*Rodger Barker - Drums, Percussion (Disc 1, Tracks 1-10)
*Ken Gudman - Drums, Percussion (Disc 1, Tracks 11-14, Disc 2, Tracks 1-3)
*Niels Vangkilde - Guitar (Disc 2, Tracks 4-16)
*Nils Tuxen - Electric, Pedal Steel Guitars, Dobro (Disc 2, Tracks 4-16)
*Tom McEwan - Drums, Percussion, Vocals (Disc 2, Tracks 4,8,12)

Saturday, March 5, 2022

Frijid Pink - Defrosted (1970 us, astonishing fuzzy heavy bluesy rock, 2016 remaster and xpanded)

One of America’s best loved bands of the early 1970s. Frijid Pink came from Detroit and specialised in a brand of soulful rock typical of the city that gave birth to Motown. After they hit the charts with ‘House Of The Rising Sun’ they were often compared by many critics to the MC5 and the Stooges.

Second album ‘Defrosted’ was first released in 1970. It is more blues-based hard rock, verging towards heavy metal than its predecessor, yet still contains their characteristic signature ‘fuzz guitar’ sound that featured prominently on the group’s debut LP.

‘Defrosted’ is packed with rocking performances featuring Kelly Green (vocals), Gary Ray Thompson (guitar) and Rich Stevers (drums) on original compositions such as ‘Black Lace’ and the Zeppelin-esque ‘Sing A Song For Freedom’.

This was the last album to feature founders Green and Thompson, as their shock departure from the group soon followed, and subsequent albums changed musical style.
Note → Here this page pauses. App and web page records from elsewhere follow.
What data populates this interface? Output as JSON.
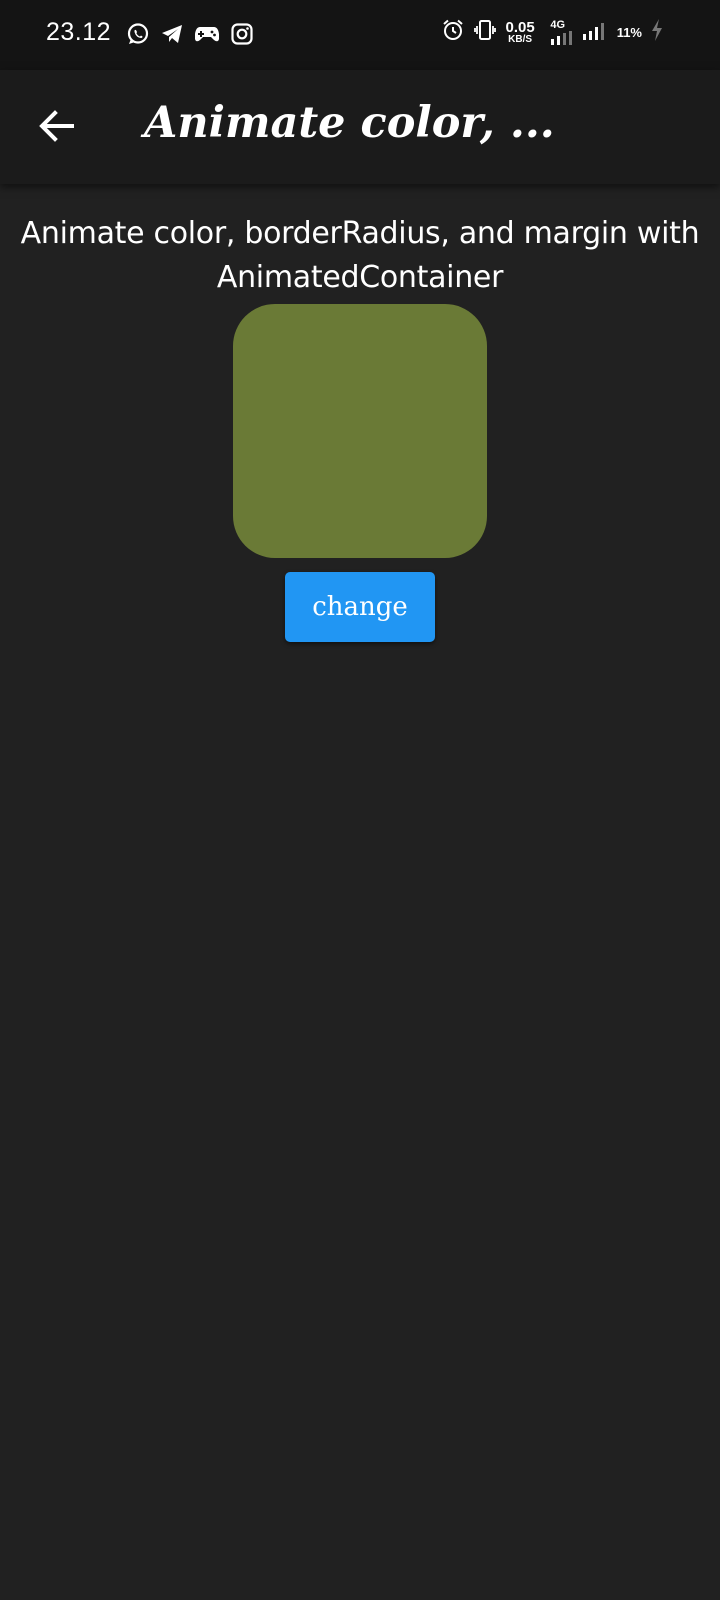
{
  "status_bar": {
    "time": "23.12",
    "left_icons": [
      "whatsapp-icon",
      "telegram-icon",
      "gamepad-icon",
      "instagram-icon"
    ],
    "net_speed_value": "0.05",
    "net_speed_unit": "KB/S",
    "network_type": "4G",
    "battery": "11%"
  },
  "app_bar": {
    "title": "Animate color, ..."
  },
  "main": {
    "description": "Animate color,  borderRadius,  and margin with AnimatedContainer",
    "box_color": "#6a7a36",
    "button_label": "change",
    "button_color": "#2196f3"
  }
}
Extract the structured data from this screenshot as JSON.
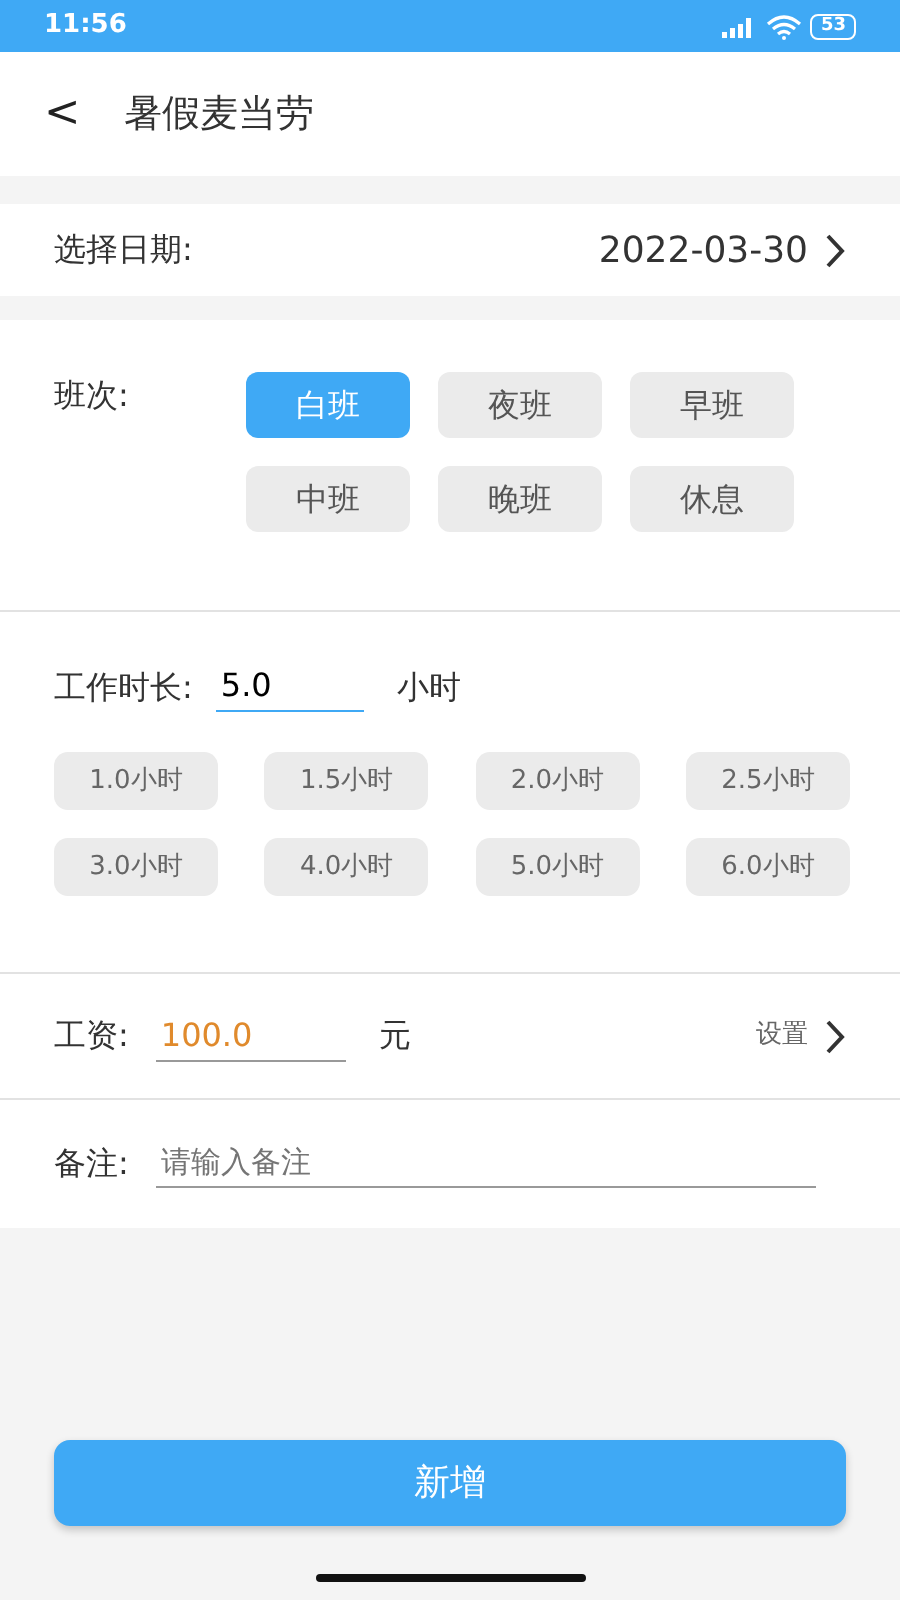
{
  "status_bar": {
    "time": "11:56",
    "battery": "53"
  },
  "header": {
    "back": "<",
    "title": "暑假麦当劳"
  },
  "date_row": {
    "label": "选择日期:",
    "value": "2022-03-30"
  },
  "shift": {
    "label": "班次:",
    "options": [
      {
        "label": "白班",
        "selected": true
      },
      {
        "label": "夜班",
        "selected": false
      },
      {
        "label": "早班",
        "selected": false
      },
      {
        "label": "中班",
        "selected": false
      },
      {
        "label": "晚班",
        "selected": false
      },
      {
        "label": "休息",
        "selected": false
      }
    ]
  },
  "hours": {
    "label": "工作时长:",
    "value": "5.0",
    "unit": "小时",
    "presets": [
      {
        "label": "1.0小时",
        "selected": false
      },
      {
        "label": "1.5小时",
        "selected": false
      },
      {
        "label": "2.0小时",
        "selected": false
      },
      {
        "label": "2.5小时",
        "selected": false
      },
      {
        "label": "3.0小时",
        "selected": false
      },
      {
        "label": "4.0小时",
        "selected": false
      },
      {
        "label": "5.0小时",
        "selected": false
      },
      {
        "label": "6.0小时",
        "selected": false
      }
    ]
  },
  "salary": {
    "label": "工资:",
    "value": "100.0",
    "unit": "元",
    "settings": "设置"
  },
  "remark": {
    "label": "备注:",
    "placeholder": "请输入备注"
  },
  "submit": {
    "label": "新增"
  }
}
1. Black Lace (Gary Ray Thompson, Tom Beaudry) - 6:11
2. Sing A Song For Freedom (Gary Ray Thompson, Richard Stevers, Tom Beaudry) - 3:02
3. I'll Never Be Lonely (Gary Ray Thompson, Tom Beaudry, Tom Harris) - 5:03
4. Bye Bye Blues (Gary Ray Thompson, Tom Beaudry) - 4:57
5. Pain In My Heart (Gary Ray Thompson, Tom Beaudry) - 8:22
6. Sloony (Gary Ray Thompson, Richard Stevers, Tom Harris) - 3:38
7. I'm Movin' (Gary Ray Thompson, Tom Beaudry) - 4:54
8. I Haven't Got The Time (Gary Ray Thompson, Tom Beaudry) - 4:23
9. We're Gonna Be There (Gary Ray Thompson, Richard Stevers, Tom Beaudry, Tom Harris, Vinny Testa) - 2:29
10.Shorty Kline (Gary Ray Thompson, Tom Beaudry) - 2:22
11.I Love Her (Craig Webb, Jon Wearing, Larry Zelanka, Richard Stevers, Tom Harris) - 2:46
12.Lost Son (Craig Webb, Jon Wearing, Larry Zelanka, Richard Stevers, Tom Harris) - 2:20
Bonus Tracks 9-12

Frijid Pink
*Gary Ray Thompson - Guitars
*Tom Beaudry aka Kelly Green - Lead Vocals
*Tom Harris - Bass
*Richard Stevers - Drums
*Larry Zelanka - Keyboards